Collection entries:
___

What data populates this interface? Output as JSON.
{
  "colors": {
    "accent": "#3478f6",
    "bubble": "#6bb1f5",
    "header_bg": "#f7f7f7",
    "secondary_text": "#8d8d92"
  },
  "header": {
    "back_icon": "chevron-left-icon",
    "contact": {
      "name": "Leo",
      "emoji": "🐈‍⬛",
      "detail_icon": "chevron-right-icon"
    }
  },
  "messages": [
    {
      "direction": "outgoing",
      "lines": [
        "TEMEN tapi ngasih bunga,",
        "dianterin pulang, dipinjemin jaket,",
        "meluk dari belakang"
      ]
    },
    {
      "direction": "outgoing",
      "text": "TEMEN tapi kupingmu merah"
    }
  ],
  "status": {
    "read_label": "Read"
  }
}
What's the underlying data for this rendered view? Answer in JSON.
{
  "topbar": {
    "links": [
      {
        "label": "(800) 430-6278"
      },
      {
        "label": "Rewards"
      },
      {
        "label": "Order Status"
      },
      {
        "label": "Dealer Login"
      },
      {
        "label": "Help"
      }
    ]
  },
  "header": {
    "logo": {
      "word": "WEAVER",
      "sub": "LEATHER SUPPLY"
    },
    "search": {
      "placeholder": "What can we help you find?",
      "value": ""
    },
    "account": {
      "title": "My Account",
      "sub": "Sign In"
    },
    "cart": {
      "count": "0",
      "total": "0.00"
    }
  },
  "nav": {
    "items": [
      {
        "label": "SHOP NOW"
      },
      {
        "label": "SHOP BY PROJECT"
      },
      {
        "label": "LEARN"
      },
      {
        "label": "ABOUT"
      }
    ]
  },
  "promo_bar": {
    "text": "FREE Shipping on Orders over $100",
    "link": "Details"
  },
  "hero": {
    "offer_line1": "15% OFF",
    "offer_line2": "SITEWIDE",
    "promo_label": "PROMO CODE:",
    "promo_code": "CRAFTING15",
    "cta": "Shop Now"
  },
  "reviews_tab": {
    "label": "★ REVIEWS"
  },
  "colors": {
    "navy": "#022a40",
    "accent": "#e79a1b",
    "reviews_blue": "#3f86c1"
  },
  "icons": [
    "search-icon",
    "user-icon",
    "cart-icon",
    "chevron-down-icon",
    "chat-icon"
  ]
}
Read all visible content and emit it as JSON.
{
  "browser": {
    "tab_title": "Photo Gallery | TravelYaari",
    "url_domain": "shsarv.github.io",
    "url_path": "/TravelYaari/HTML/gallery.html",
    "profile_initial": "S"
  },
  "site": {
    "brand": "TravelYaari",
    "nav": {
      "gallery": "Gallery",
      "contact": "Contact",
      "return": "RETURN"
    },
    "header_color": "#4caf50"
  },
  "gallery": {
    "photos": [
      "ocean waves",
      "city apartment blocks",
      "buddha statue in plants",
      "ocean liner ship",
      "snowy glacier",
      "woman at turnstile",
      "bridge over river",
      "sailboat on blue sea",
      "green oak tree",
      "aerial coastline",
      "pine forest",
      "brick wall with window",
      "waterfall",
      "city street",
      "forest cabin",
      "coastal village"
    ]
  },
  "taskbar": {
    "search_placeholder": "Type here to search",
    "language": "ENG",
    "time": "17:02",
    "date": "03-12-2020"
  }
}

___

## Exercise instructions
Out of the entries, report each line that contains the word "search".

## Solution to this task
    "search": {
    "search-icon",
    "search_placeholder": "Type here to search",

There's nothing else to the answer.